All artists at some time are faced with the question of whether they should give their artwork to someone or not. Yes, I know, the work just seems to accumulate, doesn’t it? So we look around, oh, Aunt Sally would love that painting. Maybe…maybe not.
I will admit to have given away many paintings over the years although not recently. Currently I wait until someone has actually expressed an interest in my work. And I don’t easily part with my show-stoppers as gifts unless they have been hanging around for a while. Artwork is such a personal thing that I don’t want to burden my friends and relatives with some unwanted artwork, especially if I’m giving it to them in person. Remember that too polite, “Oh, isn’t that…special.” NOT!
So, if you are thinking about gifting someone with your personal creations this holiday season, I have the following recommendations.
- Make sure that that they really have expressed interest.
- Look around their homes to see that what you plan to give them actually fits in with their style.
- Ask yourself if you’re just being cheap or if you believe they would really welcome a piece of artwork from you.
- Is it a quality product? Would you be proud to display it in your own home?
- Perhaps you could exchange some work with a friend whose work might be better appreciated by the recipient? How about a painting for a piece of pottery or some sculpture? Or your realistic work for something more modern or abstract?
These are just a few suggestions. I am not gifting anyone my artwork this year except these stocking stuffers. I call them “portable art”, which are really mini paintings on cedar. A realistic painting on one side and an abstract on the other. Since they’re cedar, they can be tossed in a sweater drawer if the recipient really doesn’t care for them.
Portable artwork – mini-paintings on cedar blocks
At some point in your painting career, you’ll wonder if you’ve got a painting style. Would someone be able to point to one your paintings and say, “Oh, that’s a John Smith!” It’s always nice to be known for a certain style but many of us find it difficult to recognize our own. The following are some of my thoughts and observations about this.
- Your style is like your signature, a certain way of handling your materials, your brush strokes, maybe your palette, or your subject matter.
- It may take years to develop a recognizable style. In the meanwhile, most artists experiment with many types of painting, often copying our favorite painters. This is a great way to see what excites you and to test the waters. How did Monet capture that light? How did Picasso make the most of his materials? Eventually you’ll find a style that suits you.
- Your style may…and probably will…evolve over time. It’s pretty unusual for an artist to find one particular way of painting and to never change again.
- While your work may change over time and while you are having fun learning how other painters create, at some point it’s a good idea to focus on one style for a while. When an artist shows me a portfolio with a mishmash of subject matter, techniques, and mediums, and who exclaims, “I can paint anything!” the first thought I have is “amateur.”
- You need to focus. What are you passionate about? What is your emotional connection? What reaches into your chest and grabs your heart? That is what you need to paint. At least for a while.
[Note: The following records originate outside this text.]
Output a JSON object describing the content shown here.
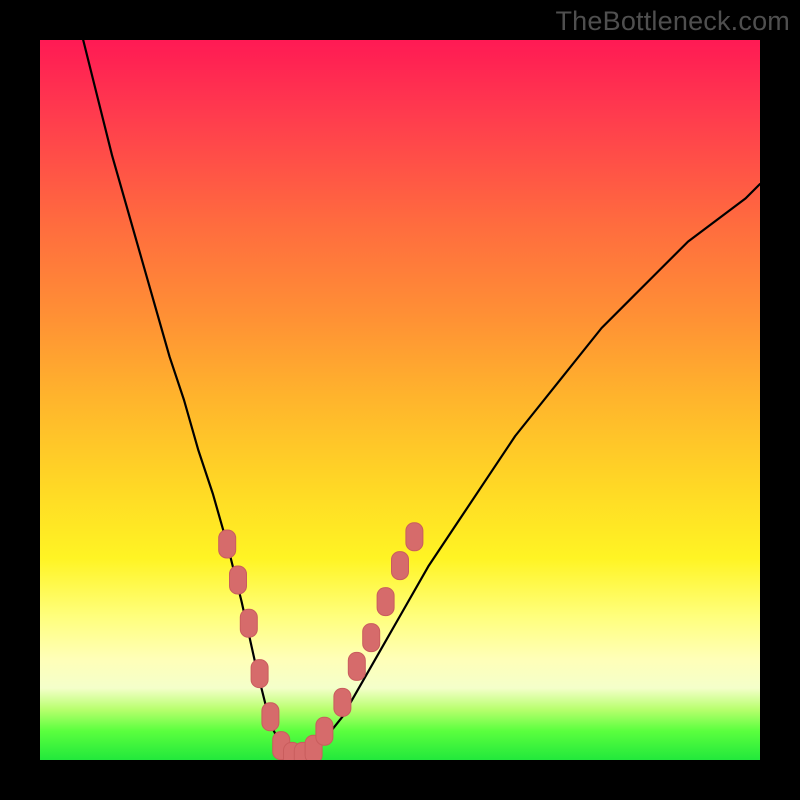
{
  "watermark": "TheBottleneck.com",
  "colors": {
    "frame": "#000000",
    "curve": "#000000",
    "marker_fill": "#d66b6b",
    "marker_stroke": "#c95d5d"
  },
  "chart_data": {
    "type": "line",
    "title": "",
    "xlabel": "",
    "ylabel": "",
    "xlim": [
      0,
      100
    ],
    "ylim": [
      0,
      100
    ],
    "series": [
      {
        "name": "bottleneck-curve",
        "x": [
          6,
          8,
          10,
          12,
          14,
          16,
          18,
          20,
          22,
          24,
          26,
          28,
          30,
          32,
          34,
          36,
          38,
          42,
          46,
          50,
          54,
          58,
          62,
          66,
          70,
          74,
          78,
          82,
          86,
          90,
          94,
          98,
          100
        ],
        "y": [
          100,
          92,
          84,
          77,
          70,
          63,
          56,
          50,
          43,
          37,
          30,
          22,
          13,
          5,
          1,
          0,
          1,
          6,
          13,
          20,
          27,
          33,
          39,
          45,
          50,
          55,
          60,
          64,
          68,
          72,
          75,
          78,
          80
        ]
      }
    ],
    "markers": {
      "name": "highlight-dots",
      "points": [
        {
          "x": 26,
          "y": 30
        },
        {
          "x": 27.5,
          "y": 25
        },
        {
          "x": 29,
          "y": 19
        },
        {
          "x": 30.5,
          "y": 12
        },
        {
          "x": 32,
          "y": 6
        },
        {
          "x": 33.5,
          "y": 2
        },
        {
          "x": 35,
          "y": 0.5
        },
        {
          "x": 36.5,
          "y": 0.5
        },
        {
          "x": 38,
          "y": 1.5
        },
        {
          "x": 39.5,
          "y": 4
        },
        {
          "x": 42,
          "y": 8
        },
        {
          "x": 44,
          "y": 13
        },
        {
          "x": 46,
          "y": 17
        },
        {
          "x": 48,
          "y": 22
        },
        {
          "x": 50,
          "y": 27
        },
        {
          "x": 52,
          "y": 31
        }
      ]
    }
  }
}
- Build up a body of work. Do maybe twenty paintings that are similar in technique, subject matter, medium, etc. Some people say to create as many as 100, which seems a little excessive to me but, well, whatever works for you. You just need to prove that you have the tenacity to focus to create a body of work.
- Stand your paintings around the room and ask a trusted friend, preferably a knowledgeable artist or teacher to give you their honest opinion. How would they describe your work? What are its strengths, weaknesses? Close relatives are usually not good at this because they love everything you do. And beware of someone who may have an ax to grind. You definitely do not need their opinions to undermine your self-confidence.
- Listen to what they say. If someone says, “That’s an awful lot of yellow in your work,” maybe you need to reevaluate. Or if you’re aiming for super realism, and your friend says, maybe the shape on that bottle could be worked on, that means you need to work on your drawing skills some more.
- And finally, as I have said before, be kind to yourself. Your work is continually evolving and that’s OK. You may still be sailing for the horizon which continually moves beyond you. Sometimes you need to stop and take a reckoning of how far you’ve come already.
There is a lot of other advice about how to identify or create your style, but these tips will provide you with the basics. Please let me know if this posting is helpful to you or if you have any other questions.